These “US person-owned” companies aren’t just handed their registration on a silver platter; they have to go through an intensive online application process and pass an organization background check. And that’s just the first step of the process.
The next step is to train and hire a CMMC registered practitioner. This is the individual who will be responsible for everything associated with the RPO once it’s officially registered. The CMMC training is entirely online, and more than one RP can be trained depending on the organization’s needs and expectations.
Once the RP is trained, another background check has to be done for that individual. Every RP that goes through the training has to be checked.
Step 4 is simple - it’s when everything comes together and registration is officially complete. Once an organization gets to this point, the registration is valid for 1 year, and there’s a $5000 fee (which can only be refunded within 30 days) that you’ll need to dish out annually.
What Are the Benefits of Becoming an RPO?

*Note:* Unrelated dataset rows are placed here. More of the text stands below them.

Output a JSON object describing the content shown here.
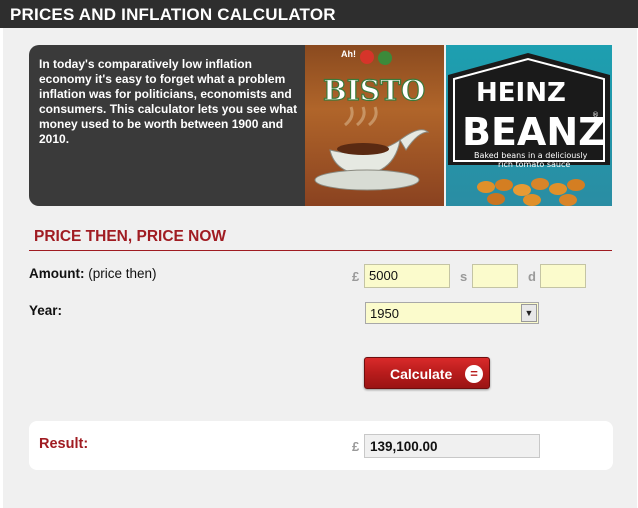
{
  "header": {
    "title": "PRICES AND INFLATION CALCULATOR"
  },
  "intro": {
    "text": "In today's comparatively low inflation economy it's easy to forget what a problem inflation was for politicians, economists and consumers. This calculator lets you see what money used to be worth between 1900 and 2010."
  },
  "images": {
    "bisto": {
      "tagline": "Ah!",
      "brand": "BISTO"
    },
    "beanz": {
      "brand_top": "HEINZ",
      "brand_bottom": "BEANZ",
      "reg": "®",
      "tagline_1": "Baked beans in a deliciously",
      "tagline_2": "rich tomato sauce"
    }
  },
  "section": {
    "heading": "PRICE THEN, PRICE NOW"
  },
  "amount": {
    "label_bold": "Amount:",
    "label_rest": " (price then)",
    "pounds_symbol": "£",
    "pounds_value": "5000",
    "shillings_symbol": "s",
    "shillings_value": "",
    "pence_symbol": "d",
    "pence_value": ""
  },
  "year": {
    "label": "Year:",
    "selected": "1950"
  },
  "calculate": {
    "label": "Calculate",
    "icon_glyph": "="
  },
  "result": {
    "label": "Result:",
    "currency_symbol": "£",
    "value": "139,100.00"
  },
  "colors": {
    "accent": "#a01c22",
    "header_bg": "#2e2e2e",
    "field_bg": "#fbfbcc",
    "button_red": "#c41f1f"
  }
}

The main reason the RPO program was put into effect is to give organizations the opportunity to provide CMMC consulting without actually having to be a certified advisory service. That’s a huge advantage, but here are a few more perks that come along with the RPO registration:
- Authorized to represent the organization as familiar with the basic constructs of the CMMC Standard with a CMMC-AB provided logo
- Deliver non-certified CMMC Consulting Services
- Signifies that you have agreed to the CMMC-AB Code of Professional Conduct
- Listed on the CMMC-AB Marketplace
Why Do I Need to Work with an RPO?
At this point you might be wondering, what does the CMMC mean to me and why should I care? Well, working with a CMMC certified professional is the easiest way to know that you’re dealing with someone who has been fully trained in cybersecurity according to DoD standards.
In a world where cyber threats are becoming more real by the minute, that in itself is a big deal and reason enough to work with RPOs, like Ntiva. Ntiva is now a CMMC-AB RPO, which means we are accredited to provide CMMC consulting and support to Organizations Seeking Certification (OSC) in the Defense Industrial Base (DIB).